*What you have to do*. Below are records; how many of their lines contain "JSON"? Give the number and no other words.

Entries from a dataset of interfaces:
Start of Block

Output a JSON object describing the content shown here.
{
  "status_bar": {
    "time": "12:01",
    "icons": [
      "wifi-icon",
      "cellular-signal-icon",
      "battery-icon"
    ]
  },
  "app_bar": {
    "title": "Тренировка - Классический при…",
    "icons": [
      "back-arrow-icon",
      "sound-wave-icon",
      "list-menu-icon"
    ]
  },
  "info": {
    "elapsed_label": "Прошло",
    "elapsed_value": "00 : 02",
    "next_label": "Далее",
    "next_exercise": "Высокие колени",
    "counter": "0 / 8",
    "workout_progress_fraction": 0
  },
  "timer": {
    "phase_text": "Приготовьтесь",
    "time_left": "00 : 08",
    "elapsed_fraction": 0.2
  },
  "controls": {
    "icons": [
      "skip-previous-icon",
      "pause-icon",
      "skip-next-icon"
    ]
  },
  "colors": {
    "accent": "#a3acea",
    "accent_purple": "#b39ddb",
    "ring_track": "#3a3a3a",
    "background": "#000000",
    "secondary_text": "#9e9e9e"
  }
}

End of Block
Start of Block

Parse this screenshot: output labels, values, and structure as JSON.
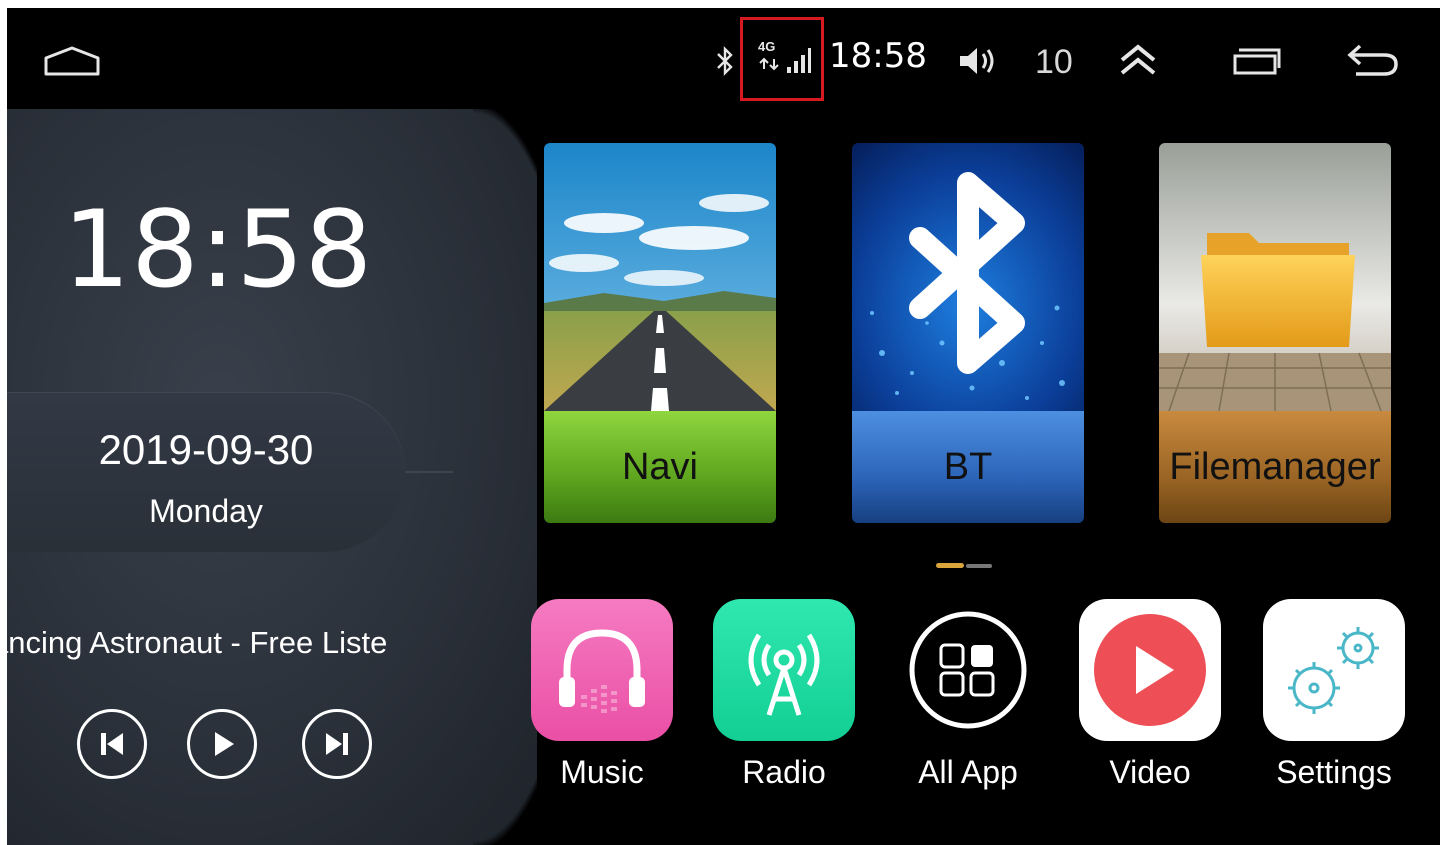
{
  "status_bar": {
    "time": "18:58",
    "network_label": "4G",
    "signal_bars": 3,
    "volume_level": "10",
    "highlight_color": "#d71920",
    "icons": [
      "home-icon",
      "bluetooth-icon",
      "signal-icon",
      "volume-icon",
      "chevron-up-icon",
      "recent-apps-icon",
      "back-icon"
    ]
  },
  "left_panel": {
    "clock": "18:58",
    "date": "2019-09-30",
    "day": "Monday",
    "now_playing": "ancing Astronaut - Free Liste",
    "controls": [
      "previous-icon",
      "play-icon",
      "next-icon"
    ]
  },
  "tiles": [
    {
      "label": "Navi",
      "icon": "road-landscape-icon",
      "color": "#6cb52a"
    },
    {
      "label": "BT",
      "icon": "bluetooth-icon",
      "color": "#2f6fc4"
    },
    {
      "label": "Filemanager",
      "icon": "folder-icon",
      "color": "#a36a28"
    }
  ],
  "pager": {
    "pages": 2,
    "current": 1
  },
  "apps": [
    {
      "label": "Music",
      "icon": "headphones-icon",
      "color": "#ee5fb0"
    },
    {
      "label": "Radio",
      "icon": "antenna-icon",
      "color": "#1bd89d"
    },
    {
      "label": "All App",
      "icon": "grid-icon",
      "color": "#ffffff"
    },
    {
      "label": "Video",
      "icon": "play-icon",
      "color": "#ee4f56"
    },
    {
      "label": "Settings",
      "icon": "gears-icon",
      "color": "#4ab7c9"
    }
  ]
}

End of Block

*Answer space*. 2